General Mills (NYSE:GIS), the packaged foods giant that owns Cheerios, Häagen-Dazs, Yoplait, and other well-known brands, recently raised eyebrows by launching a new brand of premium cereal that costs $13 per box.

Morning Summit -- which features ingredients like almonds, cranberries, cherries, and pumpkin seeds -- targets health-conscious consumers who have shunned sugary cereals over the past few years.

General Mills' "Morning Summit" cereal.

Image source: General Mills.

It also complements General Mills' expansion of its cereal business and its focus on boosting its gross margins. But will consumers actually buy this new brand of premium cereal, which has already been marked up to between $20 and $30 at certain retailers, when an average box of cereal only costs about $3?

Understanding General Mills' cereal business

General Mills generated $2.25 billion in cereal sales in the United States in fiscal 2019, which stayed roughly flat from 2018 and accounted for 23% of its North American retail sales and 13% of its total revenues.

That growth was anemic, but the other four segments of the North American retail unit -- meals and baking, snacks, yogurt and other, and Canada -- all posted revenue declines in 2019. This indicated that General Mills' efforts to stabilize its cereal business with new products, including new sugary cereals like Reese's Puffs, Hershey's Kisses, and Trix Trolls, were paying off.

That stabilization defied the notion that younger and more health-conscious consumers were crushing the market for sugary cereals. However, General Mills still needs to win over those customers with healthier products to meaningfully boost its cereal revenues again.

During last quarter's conference call in December, General Mills noted that sales of Blueberry Cheerios were robust, and a new "heart health" campaign for the brand boosted Cheerios' retail sales 4% annually in the first half of fiscal 2020. It plans to capitalize on that momentum and launch a new oats-and-honey version of Cheerios Oat Crunch in the second half of the year.

Understanding General Mills' gross margin strategy

Therefore, it wasn't surprising to see General Mills launch a new health-oriented cereal brand. However, its pricing might have surprised investors unfamiliar with the company's strategy of hiking prices to offset slower shipments.

Like many packaged foods companies, General Mills is struggling to grow its shipments in a saturated market amid shifting consumer tastes and competition from private-label brands. Over the past year, its price hikes have stabilized its organic sales growth while protecting its gross margins.

Metric

Q2 2019

Q3 2019

Q4 2019

Q1 2020

Q2 2020

Organic sales

(1%)

1%

(1%)

(1%)

1%

Adjusted gross margin

34.5%

34.2%

35.3%

35.2%

35.3%

Source: General Mills quarterly reports.

General Mills expects its organic sales to rise 1%-2% for the full year, and its adjusted EPS to grow 3%-5% on a constant currency basis. Those growth rates seem tepid, but General Mills is faring significantly better than many of its industry peers, including Kraft Heinz (NASDAQ:KHC) -- which is still struggling with tumbling sales and contracting margins.

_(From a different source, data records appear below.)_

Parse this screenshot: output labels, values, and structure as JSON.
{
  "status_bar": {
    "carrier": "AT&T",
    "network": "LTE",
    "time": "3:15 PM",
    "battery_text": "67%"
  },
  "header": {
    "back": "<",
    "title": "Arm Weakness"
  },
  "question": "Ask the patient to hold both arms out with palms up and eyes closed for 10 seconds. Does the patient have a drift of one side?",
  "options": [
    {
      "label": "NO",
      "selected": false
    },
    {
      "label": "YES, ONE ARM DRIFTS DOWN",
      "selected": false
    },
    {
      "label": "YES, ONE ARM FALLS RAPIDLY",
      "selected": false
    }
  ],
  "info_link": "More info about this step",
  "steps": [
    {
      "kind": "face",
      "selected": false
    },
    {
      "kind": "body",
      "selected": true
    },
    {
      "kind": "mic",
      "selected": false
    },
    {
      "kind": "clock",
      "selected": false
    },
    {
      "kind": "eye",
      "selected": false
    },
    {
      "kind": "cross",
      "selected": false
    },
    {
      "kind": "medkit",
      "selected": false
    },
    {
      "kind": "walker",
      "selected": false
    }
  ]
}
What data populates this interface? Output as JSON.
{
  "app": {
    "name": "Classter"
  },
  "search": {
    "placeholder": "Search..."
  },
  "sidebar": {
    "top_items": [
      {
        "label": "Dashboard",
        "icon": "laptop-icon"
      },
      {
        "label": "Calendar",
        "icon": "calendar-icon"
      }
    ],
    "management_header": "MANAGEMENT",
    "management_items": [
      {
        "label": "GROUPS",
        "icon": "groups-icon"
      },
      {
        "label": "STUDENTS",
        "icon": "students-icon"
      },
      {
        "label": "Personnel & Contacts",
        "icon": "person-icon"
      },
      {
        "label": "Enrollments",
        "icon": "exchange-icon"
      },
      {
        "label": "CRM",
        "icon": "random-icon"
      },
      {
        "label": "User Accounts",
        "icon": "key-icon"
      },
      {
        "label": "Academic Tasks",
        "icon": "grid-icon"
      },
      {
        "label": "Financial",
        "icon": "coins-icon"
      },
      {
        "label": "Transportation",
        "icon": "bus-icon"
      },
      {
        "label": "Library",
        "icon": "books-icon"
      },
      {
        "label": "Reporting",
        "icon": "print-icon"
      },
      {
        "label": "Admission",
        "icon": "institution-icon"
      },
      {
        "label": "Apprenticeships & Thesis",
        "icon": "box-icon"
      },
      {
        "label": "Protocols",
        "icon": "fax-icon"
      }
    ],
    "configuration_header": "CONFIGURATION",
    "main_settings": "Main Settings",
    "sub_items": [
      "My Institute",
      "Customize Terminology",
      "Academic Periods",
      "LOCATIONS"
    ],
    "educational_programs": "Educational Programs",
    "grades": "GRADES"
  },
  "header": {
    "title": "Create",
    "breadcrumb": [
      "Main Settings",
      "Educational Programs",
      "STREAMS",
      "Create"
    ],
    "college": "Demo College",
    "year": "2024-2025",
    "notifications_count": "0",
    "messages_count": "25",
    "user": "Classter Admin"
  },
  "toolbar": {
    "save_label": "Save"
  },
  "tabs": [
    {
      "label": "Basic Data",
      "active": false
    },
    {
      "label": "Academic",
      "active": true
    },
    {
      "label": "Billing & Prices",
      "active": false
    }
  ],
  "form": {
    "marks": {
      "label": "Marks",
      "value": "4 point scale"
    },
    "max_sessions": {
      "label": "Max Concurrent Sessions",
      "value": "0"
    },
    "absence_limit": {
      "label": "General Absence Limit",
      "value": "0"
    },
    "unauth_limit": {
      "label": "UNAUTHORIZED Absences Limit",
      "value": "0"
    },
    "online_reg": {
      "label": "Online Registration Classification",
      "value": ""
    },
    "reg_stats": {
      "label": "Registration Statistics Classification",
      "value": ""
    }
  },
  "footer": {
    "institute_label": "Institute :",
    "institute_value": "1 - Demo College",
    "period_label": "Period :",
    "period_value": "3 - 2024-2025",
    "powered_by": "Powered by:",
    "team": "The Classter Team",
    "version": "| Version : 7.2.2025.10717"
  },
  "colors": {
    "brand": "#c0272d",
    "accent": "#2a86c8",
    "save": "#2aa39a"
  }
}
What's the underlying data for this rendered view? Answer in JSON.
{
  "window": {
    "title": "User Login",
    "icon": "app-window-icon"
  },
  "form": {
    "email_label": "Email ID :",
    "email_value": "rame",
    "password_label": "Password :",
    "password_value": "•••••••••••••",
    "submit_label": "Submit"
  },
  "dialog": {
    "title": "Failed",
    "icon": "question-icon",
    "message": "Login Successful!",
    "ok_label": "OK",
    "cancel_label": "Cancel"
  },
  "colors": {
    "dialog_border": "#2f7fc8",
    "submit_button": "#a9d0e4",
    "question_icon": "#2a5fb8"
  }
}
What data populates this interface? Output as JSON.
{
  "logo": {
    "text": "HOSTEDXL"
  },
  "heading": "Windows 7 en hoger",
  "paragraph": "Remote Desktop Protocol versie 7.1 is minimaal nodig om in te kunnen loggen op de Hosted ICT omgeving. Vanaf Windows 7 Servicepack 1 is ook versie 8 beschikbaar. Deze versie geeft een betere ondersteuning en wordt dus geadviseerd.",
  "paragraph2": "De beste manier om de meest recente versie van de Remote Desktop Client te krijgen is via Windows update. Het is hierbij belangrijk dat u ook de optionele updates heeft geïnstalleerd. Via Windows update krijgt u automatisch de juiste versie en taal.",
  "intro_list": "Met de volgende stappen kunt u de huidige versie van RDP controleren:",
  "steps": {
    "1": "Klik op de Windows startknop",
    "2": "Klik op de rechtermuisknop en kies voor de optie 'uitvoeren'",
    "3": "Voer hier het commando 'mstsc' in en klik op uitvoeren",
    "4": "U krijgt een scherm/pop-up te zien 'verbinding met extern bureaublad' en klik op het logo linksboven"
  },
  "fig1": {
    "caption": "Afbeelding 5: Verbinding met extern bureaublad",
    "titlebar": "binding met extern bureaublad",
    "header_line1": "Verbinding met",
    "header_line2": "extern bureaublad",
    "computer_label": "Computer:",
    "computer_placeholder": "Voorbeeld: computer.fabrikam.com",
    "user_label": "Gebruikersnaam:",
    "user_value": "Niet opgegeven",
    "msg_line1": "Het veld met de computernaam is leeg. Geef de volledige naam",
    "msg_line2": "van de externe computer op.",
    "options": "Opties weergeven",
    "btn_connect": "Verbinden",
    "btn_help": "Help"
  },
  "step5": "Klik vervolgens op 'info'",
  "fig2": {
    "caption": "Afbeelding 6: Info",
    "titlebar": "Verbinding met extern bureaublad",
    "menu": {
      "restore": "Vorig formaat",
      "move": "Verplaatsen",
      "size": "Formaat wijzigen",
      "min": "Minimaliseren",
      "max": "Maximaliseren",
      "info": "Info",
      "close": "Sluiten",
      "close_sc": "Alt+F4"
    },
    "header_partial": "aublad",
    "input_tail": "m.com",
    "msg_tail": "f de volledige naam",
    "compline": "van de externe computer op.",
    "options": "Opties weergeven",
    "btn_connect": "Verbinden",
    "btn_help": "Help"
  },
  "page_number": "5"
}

Kraft fumbled because its previous CEO, who stepped aside last year, cut prices to win back shoppers. That strategy failed, and its sales and margins contracted -- indicating that even discount shoppers weren't interested in tired brands.

General Mills' "Morning Summit" cereal.

Image source: General Mills.

The opposite approach, which General Mills is currently attempting with Morning Summit, is "premiumization" -- whereby older brands and product categories are rebooted for higher-end customers. We've seen AB InBev (NYSE:BUD) and Procter & Gamble (NYSE:PG) adopt that strategy for their Budweiser and Pampers brands, respectively, in China -- which turned commoditized products into higher-end goods.

But can General Mills sell premium cereal?

General Mills has already taken a few steps into the "premium" market with its acquisitions of Annie's, which sells organic food, and the premium pet food maker Blue Buffalo. The introduction of Morning Summit cereal marks an extension of that strategy.

A single new cereal brand won't move the needle for General Mills. But if it succeeds, General Mills could expand the brand and launch other premium cereals or "premiumize" other product categories -- which could boost its organic sales and gross margins over the long term.